Nearly one-fifth of people covered under the Deferred Action for Childhood Arrivals program work in healthcare and education, potentially resulting in long-term care taking a workforce hit if the program stays on track to end, some experts say.

DACA, introduced during the Obama presidency, allowed renewable two-year periods of deferred action for undocumented immigrants brought to the country as children, allowing them to work in the United States legally.

President Donald Trump on Tuesday announced plans to phase out DACA within six months, with the intent to have Congress pass a replacement for it. Should that plan fail and protections are phased out, roughly 800,000 young adults could face deportation.

While the majority of DACA-covered workers are spread evenly across industries, the healthcare sector risks losing a significant number of workers, The New York Times reported on Wednesday. Surveys have shown around one-fifth of those in the DACA program work in the education or healthcare sectors, with many working as nursing assistants or home health aides.

That’s a bad sign for an industry facing an influx of consumers and a shortage of workers to care of them, according to observers.

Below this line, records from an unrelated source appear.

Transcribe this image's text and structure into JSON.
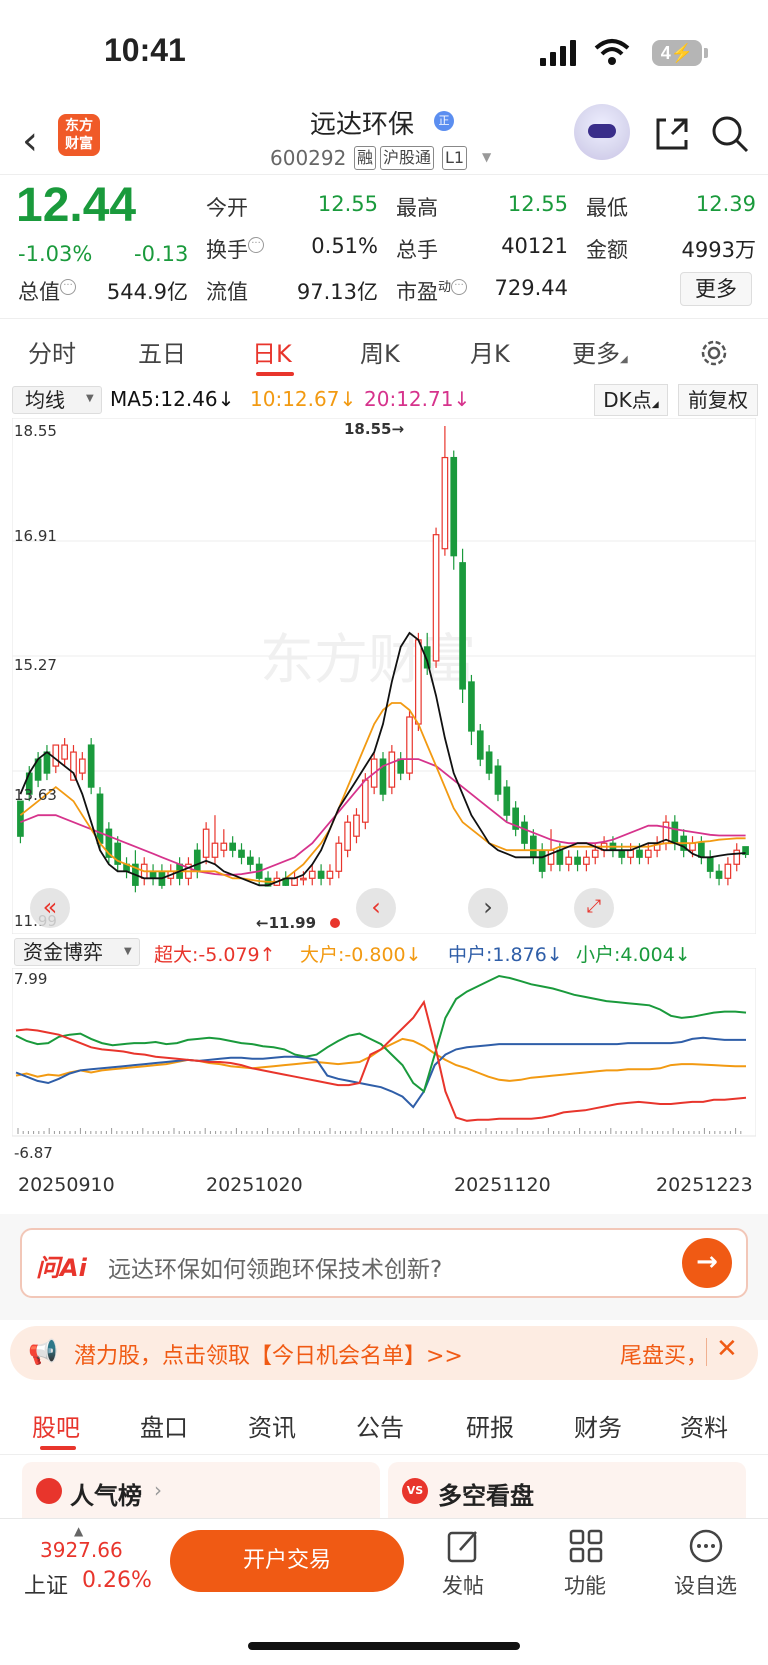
{
  "status_bar": {
    "time": "10:41",
    "battery": "4"
  },
  "header": {
    "logo_text_line1": "东方",
    "logo_text_line2": "财富",
    "stock_name": "远达环保",
    "badge": "正",
    "stock_code": "600292",
    "tags": [
      "融",
      "沪股通",
      "L1"
    ]
  },
  "quote": {
    "price": "12.44",
    "change_pct": "-1.03%",
    "change_amt": "-0.13",
    "rows": [
      [
        {
          "label": "今开",
          "value": "12.55",
          "color": "green"
        },
        {
          "label": "最高",
          "value": "12.55",
          "color": "green"
        },
        {
          "label": "最低",
          "value": "12.39",
          "color": "green"
        }
      ],
      [
        {
          "label": "换手",
          "value": "0.51%",
          "color": "black"
        },
        {
          "label": "总手",
          "value": "40121",
          "color": "black"
        },
        {
          "label": "金额",
          "value": "4993万",
          "color": "black"
        }
      ],
      [
        {
          "label": "总值",
          "value": "544.9亿",
          "color": "black"
        },
        {
          "label": "流值",
          "value": "97.13亿",
          "color": "black"
        },
        {
          "label": "市盈",
          "label_sup": "动",
          "value": "729.44",
          "color": "black"
        }
      ]
    ],
    "more_label": "更多"
  },
  "period_tabs": [
    "分时",
    "五日",
    "日K",
    "周K",
    "月K",
    "更多"
  ],
  "active_period": "日K",
  "ma_legend": {
    "select": "均线",
    "ma5": "MA5:12.46↓",
    "ma10": "10:12.67↓",
    "ma20": "20:12.71↓",
    "dk_label": "DK点",
    "fq_label": "前复权"
  },
  "kline": {
    "price_labels": [
      "18.55",
      "16.91",
      "15.27",
      "13.63",
      "11.99"
    ],
    "max_label": "18.55→",
    "min_label": "←11.99",
    "watermark": "东方财富",
    "candles": [
      [
        13.2,
        12.7,
        13.2,
        12.6
      ],
      [
        13.6,
        13.3,
        13.7,
        13.2
      ],
      [
        13.8,
        13.5,
        13.9,
        13.4
      ],
      [
        13.9,
        13.6,
        14.0,
        13.5
      ],
      [
        13.7,
        14.0,
        14.0,
        13.6
      ],
      [
        13.8,
        14.0,
        14.1,
        13.7
      ],
      [
        13.5,
        13.9,
        14.0,
        13.5
      ],
      [
        13.6,
        13.8,
        13.9,
        13.5
      ],
      [
        14.0,
        13.4,
        14.1,
        13.3
      ],
      [
        13.3,
        12.6,
        13.4,
        12.5
      ],
      [
        12.8,
        12.4,
        12.9,
        12.3
      ],
      [
        12.6,
        12.3,
        12.7,
        12.2
      ],
      [
        12.3,
        12.2,
        12.4,
        12.1
      ],
      [
        12.3,
        12.0,
        12.5,
        11.9
      ],
      [
        12.1,
        12.3,
        12.4,
        12.0
      ],
      [
        12.2,
        12.1,
        12.3,
        12.0
      ],
      [
        12.2,
        12.0,
        12.3,
        11.95
      ],
      [
        12.1,
        12.2,
        12.3,
        12.0
      ],
      [
        12.3,
        12.1,
        12.4,
        12.0
      ],
      [
        12.1,
        12.3,
        12.4,
        12.0
      ],
      [
        12.5,
        12.2,
        12.6,
        12.1
      ],
      [
        12.4,
        12.8,
        12.9,
        12.3
      ],
      [
        12.4,
        12.6,
        13.0,
        12.3
      ],
      [
        12.5,
        12.6,
        12.8,
        12.4
      ],
      [
        12.6,
        12.5,
        12.7,
        12.4
      ],
      [
        12.5,
        12.4,
        12.6,
        12.3
      ],
      [
        12.4,
        12.3,
        12.5,
        12.2
      ],
      [
        12.3,
        12.1,
        12.4,
        12.0
      ],
      [
        12.1,
        11.99,
        12.2,
        11.99
      ],
      [
        12.0,
        12.1,
        12.2,
        11.99
      ],
      [
        12.1,
        12.0,
        12.2,
        11.99
      ],
      [
        12.0,
        12.1,
        12.2,
        11.99
      ],
      [
        12.1,
        12.1,
        12.2,
        12.0
      ],
      [
        12.1,
        12.2,
        12.3,
        12.0
      ],
      [
        12.2,
        12.1,
        12.3,
        12.0
      ],
      [
        12.1,
        12.2,
        12.3,
        12.0
      ],
      [
        12.2,
        12.6,
        12.7,
        12.1
      ],
      [
        12.5,
        12.9,
        13.0,
        12.4
      ],
      [
        12.7,
        13.0,
        13.1,
        12.6
      ],
      [
        12.9,
        13.5,
        13.6,
        12.8
      ],
      [
        13.4,
        13.8,
        13.9,
        13.3
      ],
      [
        13.8,
        13.3,
        13.9,
        13.2
      ],
      [
        13.4,
        13.9,
        14.0,
        13.3
      ],
      [
        13.8,
        13.6,
        13.9,
        13.5
      ],
      [
        13.6,
        14.4,
        14.5,
        13.5
      ],
      [
        14.3,
        15.5,
        15.6,
        14.2
      ],
      [
        15.4,
        15.1,
        15.6,
        15.0
      ],
      [
        15.2,
        17.0,
        17.1,
        15.1
      ],
      [
        16.8,
        18.1,
        18.55,
        16.7
      ],
      [
        18.1,
        16.7,
        18.2,
        16.5
      ],
      [
        16.6,
        14.8,
        16.8,
        14.6
      ],
      [
        14.9,
        14.2,
        15.0,
        14.0
      ],
      [
        14.2,
        13.8,
        14.3,
        13.7
      ],
      [
        13.9,
        13.6,
        14.0,
        13.5
      ],
      [
        13.7,
        13.3,
        13.8,
        13.2
      ],
      [
        13.4,
        13.0,
        13.5,
        12.9
      ],
      [
        13.1,
        12.8,
        13.2,
        12.7
      ],
      [
        12.9,
        12.6,
        13.0,
        12.5
      ],
      [
        12.7,
        12.4,
        12.8,
        12.3
      ],
      [
        12.5,
        12.2,
        12.6,
        12.1
      ],
      [
        12.3,
        12.5,
        12.8,
        12.2
      ],
      [
        12.5,
        12.3,
        12.6,
        12.2
      ],
      [
        12.3,
        12.4,
        12.5,
        12.2
      ],
      [
        12.4,
        12.3,
        12.5,
        12.2
      ],
      [
        12.3,
        12.4,
        12.5,
        12.2
      ],
      [
        12.4,
        12.5,
        12.6,
        12.3
      ],
      [
        12.5,
        12.6,
        12.7,
        12.4
      ],
      [
        12.6,
        12.5,
        12.7,
        12.4
      ],
      [
        12.5,
        12.4,
        12.6,
        12.3
      ],
      [
        12.4,
        12.5,
        12.6,
        12.3
      ],
      [
        12.5,
        12.4,
        12.6,
        12.3
      ],
      [
        12.4,
        12.5,
        12.6,
        12.3
      ],
      [
        12.5,
        12.6,
        12.7,
        12.4
      ],
      [
        12.6,
        12.9,
        13.0,
        12.5
      ],
      [
        12.9,
        12.6,
        13.0,
        12.5
      ],
      [
        12.7,
        12.5,
        12.8,
        12.4
      ],
      [
        12.5,
        12.6,
        12.7,
        12.4
      ],
      [
        12.6,
        12.4,
        12.7,
        12.3
      ],
      [
        12.4,
        12.2,
        12.5,
        12.1
      ],
      [
        12.2,
        12.1,
        12.3,
        12.0
      ],
      [
        12.1,
        12.3,
        12.4,
        12.0
      ],
      [
        12.3,
        12.5,
        12.6,
        12.2
      ],
      [
        12.55,
        12.44,
        12.55,
        12.39
      ]
    ],
    "ma5": [
      13.3,
      13.6,
      13.8,
      13.9,
      13.8,
      13.7,
      13.6,
      13.3,
      12.9,
      12.5,
      12.3,
      12.2,
      12.2,
      12.15,
      12.1,
      12.1,
      12.1,
      12.15,
      12.2,
      12.25,
      12.3,
      12.35,
      12.3,
      12.2,
      12.15,
      12.1,
      12.05,
      12.0,
      12.0,
      12.05,
      12.1,
      12.1,
      12.15,
      12.3,
      12.5,
      12.8,
      13.1,
      13.3,
      13.5,
      13.7,
      13.9,
      14.3,
      14.9,
      15.4,
      15.6,
      15.5,
      15.2,
      14.7,
      14.1,
      13.6,
      13.3,
      13.0,
      12.8,
      12.6,
      12.5,
      12.45,
      12.4,
      12.4,
      12.4,
      12.4,
      12.45,
      12.5,
      12.55,
      12.6,
      12.6,
      12.55,
      12.5,
      12.5,
      12.5,
      12.5,
      12.55,
      12.6,
      12.6,
      12.65,
      12.6,
      12.55,
      12.45,
      12.4,
      12.4,
      12.42,
      12.44,
      12.45,
      12.46
    ],
    "ma10": [
      13.0,
      13.1,
      13.2,
      13.3,
      13.4,
      13.3,
      13.2,
      13.0,
      12.8,
      12.6,
      12.45,
      12.35,
      12.3,
      12.25,
      12.2,
      12.2,
      12.2,
      12.2,
      12.2,
      12.2,
      12.2,
      12.2,
      12.2,
      12.15,
      12.1,
      12.1,
      12.08,
      12.06,
      12.05,
      12.05,
      12.1,
      12.2,
      12.3,
      12.45,
      12.6,
      12.8,
      13.1,
      13.4,
      13.7,
      14.0,
      14.3,
      14.5,
      14.6,
      14.6,
      14.5,
      14.3,
      14.0,
      13.7,
      13.4,
      13.1,
      12.9,
      12.8,
      12.7,
      12.6,
      12.55,
      12.5,
      12.5,
      12.5,
      12.5,
      12.5,
      12.5,
      12.55,
      12.55,
      12.55,
      12.55,
      12.55,
      12.55,
      12.55,
      12.55,
      12.55,
      12.55,
      12.55,
      12.58,
      12.6,
      12.6,
      12.6,
      12.6,
      12.62,
      12.63,
      12.65,
      12.66,
      12.67,
      12.67
    ],
    "ma20": [
      12.9,
      12.95,
      13.0,
      13.0,
      13.0,
      12.95,
      12.9,
      12.85,
      12.8,
      12.75,
      12.7,
      12.65,
      12.6,
      12.55,
      12.5,
      12.45,
      12.4,
      12.35,
      12.3,
      12.25,
      12.2,
      12.18,
      12.16,
      12.15,
      12.15,
      12.16,
      12.18,
      12.2,
      12.25,
      12.3,
      12.35,
      12.4,
      12.5,
      12.6,
      12.75,
      12.9,
      13.05,
      13.2,
      13.35,
      13.5,
      13.6,
      13.7,
      13.75,
      13.8,
      13.8,
      13.8,
      13.75,
      13.7,
      13.6,
      13.5,
      13.4,
      13.3,
      13.2,
      13.1,
      13.0,
      12.9,
      12.85,
      12.8,
      12.75,
      12.7,
      12.65,
      12.62,
      12.6,
      12.6,
      12.6,
      12.6,
      12.62,
      12.65,
      12.7,
      12.75,
      12.8,
      12.85,
      12.85,
      12.83,
      12.8,
      12.78,
      12.76,
      12.74,
      12.72,
      12.71,
      12.71,
      12.71,
      12.71
    ]
  },
  "fund_flow": {
    "select": "资金博弈",
    "super_large": "超大:-5.079↑",
    "large": "大户:-0.800↓",
    "medium": "中户:1.876↓",
    "small": "小户:4.004↓",
    "y_max": "7.99",
    "y_min": "-6.87",
    "dates": [
      "20250910",
      "20251020",
      "20251120",
      "20251223"
    ],
    "series_red": [
      2.8,
      2.9,
      2.8,
      2.6,
      2.4,
      2.0,
      1.6,
      1.2,
      1.0,
      0.9,
      0.8,
      0.6,
      0.5,
      0.3,
      0.2,
      0.1,
      0.0,
      -0.1,
      -0.2,
      -0.2,
      -0.3,
      -0.5,
      -0.8,
      -1.0,
      -1.2,
      -1.4,
      -1.6,
      -1.8,
      -2.0,
      -2.2,
      -2.4,
      -2.4,
      -2.2,
      0.5,
      1.0,
      2.0,
      3.0,
      4.0,
      5.5,
      1.5,
      -3.0,
      -5.5,
      -5.8,
      -5.7,
      -5.7,
      -5.6,
      -5.6,
      -5.6,
      -5.6,
      -5.5,
      -5.3,
      -5.0,
      -4.9,
      -4.8,
      -4.6,
      -4.4,
      -4.2,
      -4.1,
      -4.0,
      -4.1,
      -4.2,
      -4.2,
      -4.1,
      -4.0,
      -4.0,
      -3.8,
      -3.8,
      -3.7,
      -3.6
    ],
    "series_orange": [
      -1.5,
      -1.3,
      -1.6,
      -1.4,
      -1.5,
      -1.2,
      -1.0,
      -1.2,
      -1.0,
      -0.9,
      -0.8,
      -0.7,
      -0.6,
      -0.5,
      -0.4,
      -0.2,
      0.0,
      -0.1,
      -0.3,
      -0.4,
      -0.6,
      -0.7,
      -0.8,
      -0.7,
      -0.6,
      -0.5,
      -0.4,
      -0.3,
      -0.2,
      -0.3,
      -0.4,
      -0.3,
      -0.2,
      0.3,
      1.0,
      1.5,
      2.0,
      1.8,
      1.3,
      0.6,
      0.0,
      -0.5,
      -0.8,
      -1.2,
      -1.6,
      -1.9,
      -2.0,
      -1.9,
      -1.7,
      -1.6,
      -1.5,
      -1.4,
      -1.3,
      -1.2,
      -1.1,
      -1.0,
      -1.0,
      -0.9,
      -0.9,
      -0.9,
      -0.8,
      -0.5,
      -0.4,
      -0.4,
      -0.45,
      -0.5,
      -0.55,
      -0.6,
      -0.6
    ],
    "series_blue": [
      -1.2,
      -1.6,
      -2.0,
      -2.2,
      -1.8,
      -1.3,
      -1.0,
      -0.9,
      -0.8,
      -0.7,
      -0.6,
      -0.5,
      -0.4,
      -0.3,
      -0.2,
      -0.1,
      0.0,
      -0.1,
      0.0,
      0.1,
      0.2,
      0.2,
      0.1,
      0.1,
      0.2,
      0.3,
      0.3,
      0.2,
      0.0,
      -1.5,
      -1.8,
      -2.0,
      -2.2,
      -2.4,
      -2.6,
      -3.0,
      -3.5,
      -4.5,
      -3.0,
      -0.5,
      0.5,
      1.0,
      1.2,
      1.3,
      1.4,
      1.5,
      1.5,
      1.5,
      1.5,
      1.5,
      1.5,
      1.5,
      1.5,
      1.5,
      1.5,
      1.5,
      1.5,
      1.6,
      1.6,
      1.6,
      1.6,
      1.6,
      1.7,
      2.0,
      2.1,
      2.0,
      1.9,
      1.9,
      1.9
    ],
    "series_green": [
      2.3,
      1.8,
      1.5,
      1.6,
      2.2,
      2.4,
      2.5,
      2.0,
      1.6,
      1.4,
      1.5,
      1.6,
      1.6,
      1.7,
      1.5,
      1.6,
      1.9,
      2.0,
      2.1,
      2.0,
      1.8,
      1.6,
      1.5,
      1.3,
      1.2,
      1.0,
      0.5,
      0.3,
      0.5,
      1.2,
      1.8,
      2.3,
      2.5,
      2.0,
      1.5,
      0.5,
      -0.5,
      -2.2,
      -3.0,
      0.5,
      4.0,
      5.8,
      6.5,
      7.0,
      7.5,
      7.99,
      7.8,
      7.5,
      7.2,
      7.0,
      6.8,
      6.5,
      6.2,
      6.0,
      5.8,
      5.6,
      5.5,
      5.4,
      5.3,
      5.2,
      4.8,
      4.2,
      4.0,
      4.1,
      4.3,
      4.5,
      4.6,
      4.6,
      4.5
    ]
  },
  "ask_ai": {
    "logo": "问Ai",
    "question": "远达环保如何领跑环保技术创新?"
  },
  "promo": {
    "text": "潜力股，点击领取【今日机会名单】>>",
    "right": "尾盘买，",
    "close": "✕"
  },
  "content_tabs": [
    "股吧",
    "盘口",
    "资讯",
    "公告",
    "研报",
    "财务",
    "资料"
  ],
  "cards": {
    "hot": "人气榜",
    "long_short": "多空看盘"
  },
  "bottom_bar": {
    "index_value": "3927.66",
    "index_name": "上证",
    "index_pct": "0.26%",
    "trade_button": "开户交易",
    "post_label": "发帖",
    "function_label": "功能",
    "watchlist_label": "设自选"
  },
  "colors": {
    "up": "#e8352c",
    "down": "#1a9a3c",
    "ma5": "#111111",
    "ma10": "#f29a12",
    "ma20": "#d6338c",
    "medium": "#2f5ea8",
    "accent": "#f05a14"
  }
}
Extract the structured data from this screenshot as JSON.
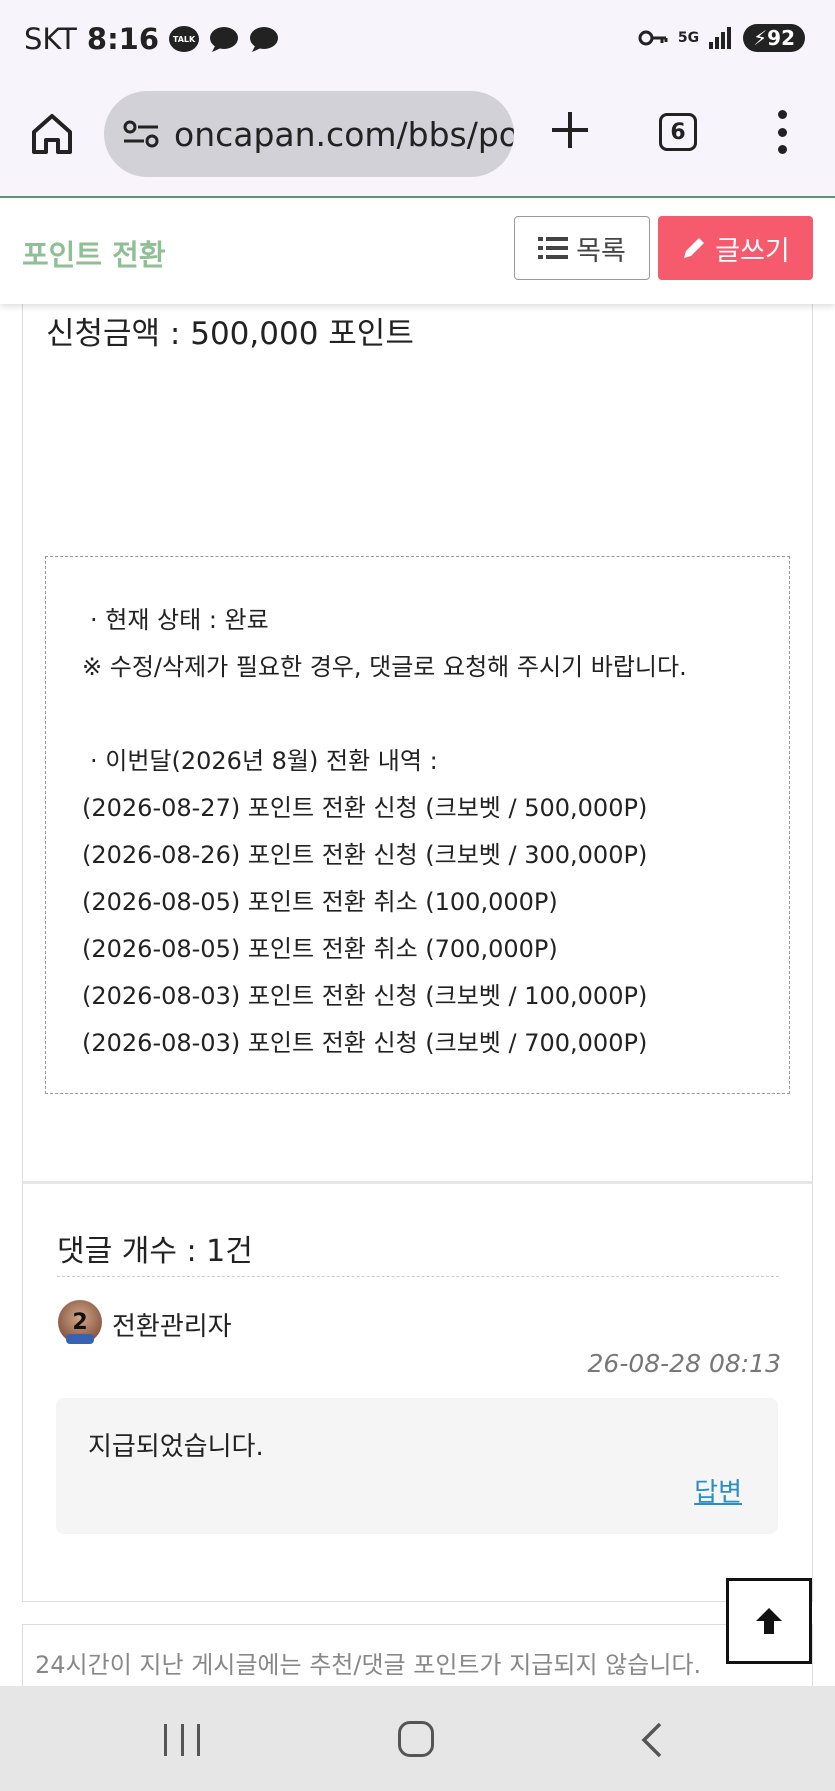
{
  "status_bar": {
    "carrier": "SKT",
    "time": "8:16",
    "talk_label": "TALK",
    "battery": "92",
    "network": "5G"
  },
  "browser": {
    "url": "oncapan.com/bbs/po",
    "tab_count": "6"
  },
  "header": {
    "board_title": "포인트 전환",
    "list_label": "목록",
    "write_label": "글쓰기"
  },
  "post": {
    "amount_line": "신청금액 : 500,000 포인트",
    "info_lines": [
      "·  현재 상태 : 완료",
      "※ 수정/삭제가 필요한 경우, 댓글로 요청해 주시기 바랍니다.",
      "",
      "·  이번달(2026년 8월) 전환 내역 :",
      "(2026-08-27) 포인트 전환 신청 (크보벳 / 500,000P)",
      "(2026-08-26) 포인트 전환 신청 (크보벳 / 300,000P)",
      "(2026-08-05) 포인트 전환 취소 (100,000P)",
      "(2026-08-05) 포인트 전환 취소 (700,000P)",
      "(2026-08-03) 포인트 전환 신청 (크보벳 / 100,000P)",
      "(2026-08-03) 포인트 전환 신청 (크보벳 / 700,000P)"
    ]
  },
  "comments": {
    "count_label": "댓글 개수 : 1건",
    "items": [
      {
        "avatar_level": "2",
        "author": "전환관리자",
        "date": "26-08-28 08:13",
        "text": "지급되었습니다.",
        "reply_label": "답변"
      }
    ]
  },
  "notice": "24시간이 지난 게시글에는 추천/댓글 포인트가 지급되지 않습니다.",
  "colors": {
    "board_title": "#8fbf95",
    "write_button": "#f55a6d",
    "reply_link": "#2a8fc6",
    "header_border": "#5a9a6e"
  }
}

“It’s going to have a real impact on consumers,” said Paul Osterman, Ph.D., a human resources and management professors at the Massachusetts Institute of Technology who has previously forecasted a “train wreck” of long-term care worker shortages.

Osterman told the Times that rolling back DACA could be a sign that the administration is planning to scale back other immigration programs, such as temporary protected status for people coming from countries facing hardships. Many immigrants who qualify for that status gain employment in the healthcare field, experts said.